As we went through the documents of the School’s history, we discovered a copy of a music manuscript.
CGST School Hymn
Lyrics by Philip Teng 滕近輝詞
Composer Philip Teng Yeung Pak-Lun 楊伯倫曲
Called to follow Him, many students become disciples
Offering wholly to be chiseled, to be sanctified
To understand the holy words, to learn love, to bear the cross and preach
To exhort, to do His work, to be compassionate for His will
Be equipped, sharpen the tools, strive to scale the higher grounds of faith
Less of self, more of Him, learn and refine on the pilgrimage
Live after dying, strong when weak, how true and dynamic the Spirit’s law
Sword is drawn, arrow is bowed, sacrificing for the victory
Uphold the faith, stay true to the vision
The pulse of the time felt in the heart
Prophetic alertness, vigilant watching
Altar’s holy fire forever burning
蒙天召 跟隨主 莘莘學子作門徒
獻身心 修品性 除瑕潔疵得成聖
悟聖言 學愛心 背起十架傳福音
勵心志 盡天職 悲天憫人成神旨
勤裝備 利工器 力攀信峰酬壯志
學捨己 效聖形 切磋琢磨奔靈程
死後生 弱而強 聖靈奇律何真栩
刀出鞘 箭上弦 成仁取義慶凱旋
Our school hymn (moderato, B-flat major, 4/4) illustrates each student that is being equipped at CGST. The 136 Chinese characters in three sections have already plainly depict the journey of one committed to serve the Lord.
The first verse says that as Christ ’s disciple, one must progressively go through life transformation and renewal: from being called to being sanctified, from witnessing the gospel to obeying God’s commands. Such is the indispensable foundation of the Western church’s traditional divinity training.

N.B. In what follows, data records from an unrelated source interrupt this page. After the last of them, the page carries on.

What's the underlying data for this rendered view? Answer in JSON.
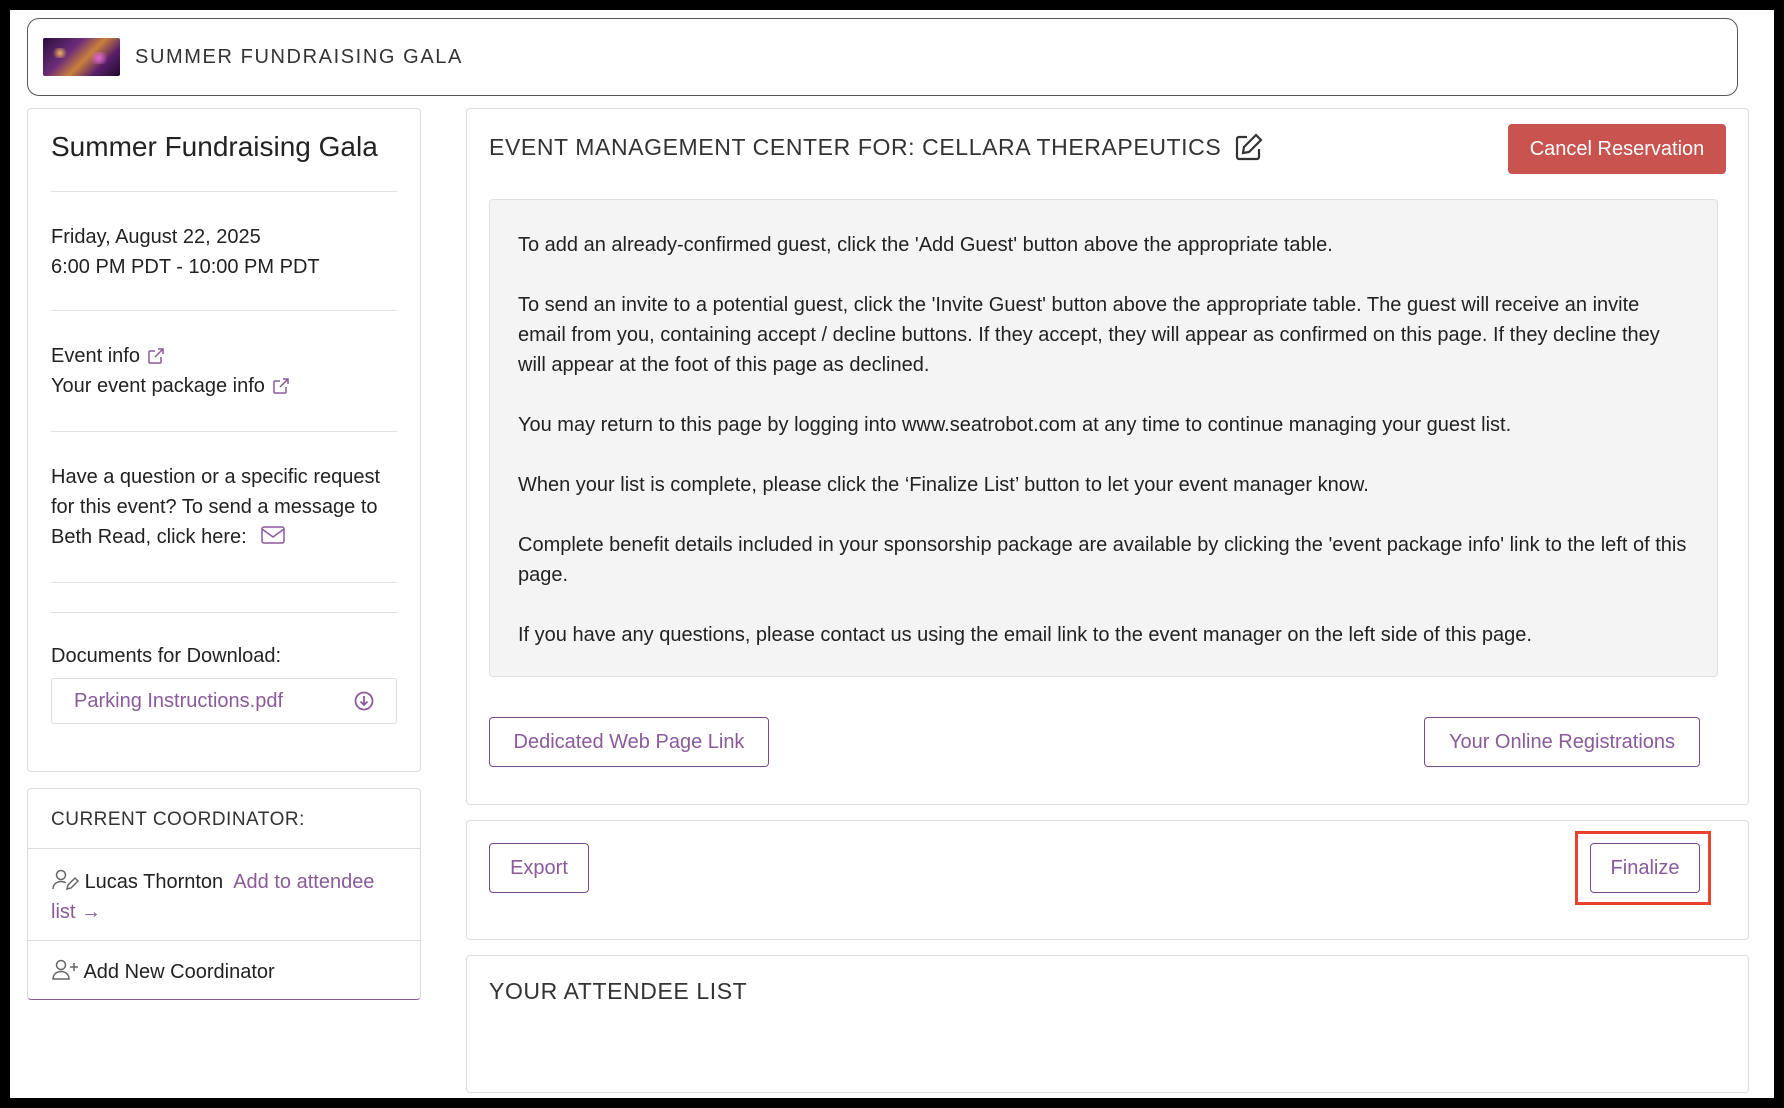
{
  "header": {
    "title": "SUMMER FUNDRAISING GALA"
  },
  "sidebar": {
    "event_name": "Summer Fundraising Gala",
    "date": "Friday, August 22, 2025",
    "time": "6:00 PM PDT - 10:00 PM PDT",
    "event_info_label": "Event info",
    "package_info_label": "Your event package info",
    "question_text": "Have a question or a specific request for this event? To send a message to Beth Read, click here:",
    "documents_label": "Documents for Download:",
    "documents": [
      {
        "name": "Parking Instructions.pdf"
      }
    ]
  },
  "coordinator": {
    "heading": "CURRENT COORDINATOR:",
    "name": "Lucas Thornton",
    "add_to_list_label": "Add to attendee list",
    "add_new_label": "Add New Coordinator"
  },
  "main": {
    "title": "EVENT MANAGEMENT CENTER FOR: CELLARA THERAPEUTICS",
    "cancel_label": "Cancel Reservation",
    "instructions": [
      "To add an already-confirmed guest, click the 'Add Guest' button above the appropriate table.",
      "To send an invite to a potential guest, click the 'Invite Guest' button above the appropriate table. The guest will receive an invite email from you, containing accept / decline buttons. If they accept, they will appear as confirmed on this page. If they decline they will appear at the foot of this page as declined.",
      "You may return to this page by logging into www.seatrobot.com at any time to continue managing your guest list.",
      "When your list is complete, please click the ‘Finalize List’ button to let your event manager know.",
      "Complete benefit details included in your sponsorship package are available by clicking the 'event package info' link to the left of this page.",
      "If you have any questions, please contact us using the email link to the event manager on the left side of this page."
    ],
    "web_page_link_label": "Dedicated Web Page Link",
    "registrations_label": "Your Online Registrations"
  },
  "actions": {
    "export_label": "Export",
    "finalize_label": "Finalize"
  },
  "attendees": {
    "title": "YOUR ATTENDEE LIST"
  },
  "colors": {
    "accent": "#8a5a9a",
    "danger": "#c9534f",
    "highlight": "#e8432f"
  }
}
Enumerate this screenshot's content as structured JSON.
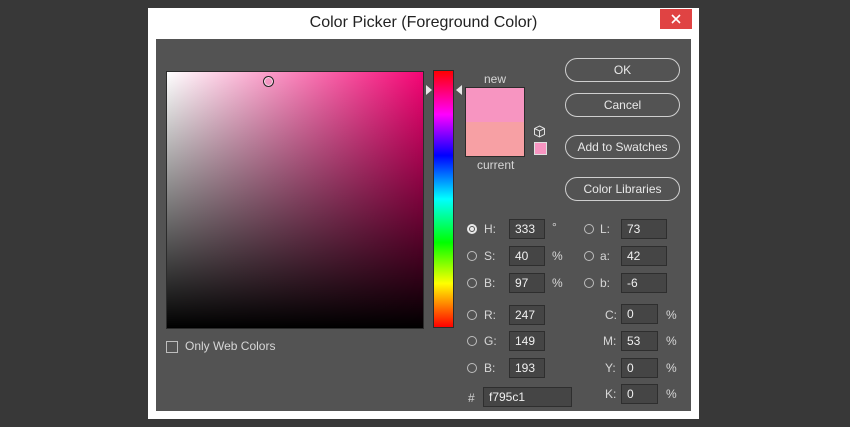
{
  "window": {
    "title": "Color Picker (Foreground Color)"
  },
  "preview": {
    "new_label": "new",
    "current_label": "current",
    "new_color": "#f795c1",
    "current_color": "#f7a0a4"
  },
  "buttons": {
    "ok": "OK",
    "cancel": "Cancel",
    "add_to_swatches": "Add to Swatches",
    "color_libraries": "Color Libraries"
  },
  "hsb": {
    "h": {
      "label": "H:",
      "value": "333",
      "unit": "°"
    },
    "s": {
      "label": "S:",
      "value": "40",
      "unit": "%"
    },
    "b": {
      "label": "B:",
      "value": "97",
      "unit": "%"
    }
  },
  "rgb": {
    "r": {
      "label": "R:",
      "value": "247"
    },
    "g": {
      "label": "G:",
      "value": "149"
    },
    "b": {
      "label": "B:",
      "value": "193"
    }
  },
  "lab": {
    "l": {
      "label": "L:",
      "value": "73"
    },
    "a": {
      "label": "a:",
      "value": "42"
    },
    "b": {
      "label": "b:",
      "value": "-6"
    }
  },
  "cmyk": {
    "c": {
      "label": "C:",
      "value": "0",
      "unit": "%"
    },
    "m": {
      "label": "M:",
      "value": "53",
      "unit": "%"
    },
    "y": {
      "label": "Y:",
      "value": "0",
      "unit": "%"
    },
    "k": {
      "label": "K:",
      "value": "0",
      "unit": "%"
    }
  },
  "hex": {
    "label": "#",
    "value": "f795c1"
  },
  "web_colors": {
    "label": "Only Web Colors"
  },
  "colors": {
    "accent": "#f50575",
    "client_bg": "#535353",
    "close": "#e04343"
  }
}
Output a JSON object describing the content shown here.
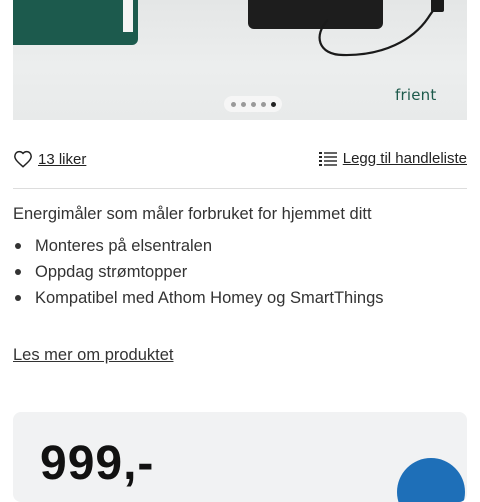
{
  "product": {
    "brand_logo": "frient",
    "gallery": {
      "slides": 5,
      "active_index": 4
    },
    "icon_names": {
      "like": "heart-icon",
      "list": "list-icon",
      "cart": "cart-icon"
    },
    "likes_label": "13 liker",
    "shopping_list_label": "Legg til handleliste",
    "description": "Energimåler som måler forbruket for hjemmet ditt",
    "features": [
      "Monteres på elsentralen",
      "Oppdag strømtopper",
      "Kompatibel med Athom Homey og SmartThings"
    ],
    "read_more_label": "Les mer om produktet",
    "price": "999,-"
  },
  "colors": {
    "brand_green": "#1c5a4d",
    "cart_button_blue": "#1e6fb8",
    "price_panel_bg": "#f1f2f3"
  }
}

The second verse focuses on the four keys to this life-discipline: strive for the best and trust in faith are compatible; imitating Christ is in fact learning to surrender self; the Holy Spirit’s works overturn man’s life and death, strength and weakness; victory in spiritual warfare is attained through sacrifice.
The chorus demonstrates the post-training aspiration, and perhaps the School’s motto may be originated from this school hymn. In early 2014 we had a Thanksgiving Memorial Service in memory of CGST Honorary President Rev Philip Teng, and we made bookmarks with those 32 characters printed on them which were given out as memento.
Our school hymn were also inscribed by both the biblical truth and insights of doctrinal theology. ‘Being called’ starts with following Christ and is not limited to full-time ministry— this is also the reflection of the reformation movements, and remains an apt reminder for Chinese theological education.1 Neither do the Holy Spirit’s wonders point at miracles and signs but the ‘twofold grace of God’ in life’s justification and sanctification. The essence of the Reformed tradition lies not in ‘double predestination’, and the Chinese churches still need to comprehend the detailed teaching on ‘Christian life’ in the twenty-odd chapters of Book Three of Calvin’s Institutes of the Christian Religion.2
However, to me, most remarkable is Rev Teng’s understanding of ‘prophets’ and ‘priests’ in the Bible. ‘Prophetic alertness’ emphasizes that the core of this office is ‘vigilant watching.’ ‘Knowing the unknown’ is merely folk religion impulse.3 What we need to offer on the altar is the ‘living sacrifice’ of our lives. ‘To obey and to heed’ is the real ‘burnt offering’ acceptable to God.4
The school hymn was written before the advent of the School’s Tenth Anniversary, but was never sung in any of the CGST ceremonies before. We, therefore, do not formally have an official anthem. Today, recollecting the hopes and encouragement of Rev Philip Teng, the School’s first President (1974-89), we realize that such is also our prayers and aspiration for these forty years.
1. Mark Labberton, Called: The Crisis and Promise of Following Jesus Today (Downers Grove: IVP Books, 2014), Ch. 3 ‘The Primary Call’, pp.41-49.
2. Daniel Lee, Total Grace and Filial Gratitude [in Chinese] (Hong Kong: Christian Communications Ltd, 2016), Ch. 5 ‘Righteousness and Sanctification’, pp.79-92.
3. The LORD promised Moses to raise up in Israel a ‘Prophet’ so He would speak the LORD’s words to the people as commanded (Deut 18:18); in the preceding passage soothsaying and interpreting omens were abominations of the Canaanites that the LORD hated (Deuteronomy18:9-14).
4. Romans 12:1-2; 1 Samuel 15:22; Leviticus 1:9, 13, 17.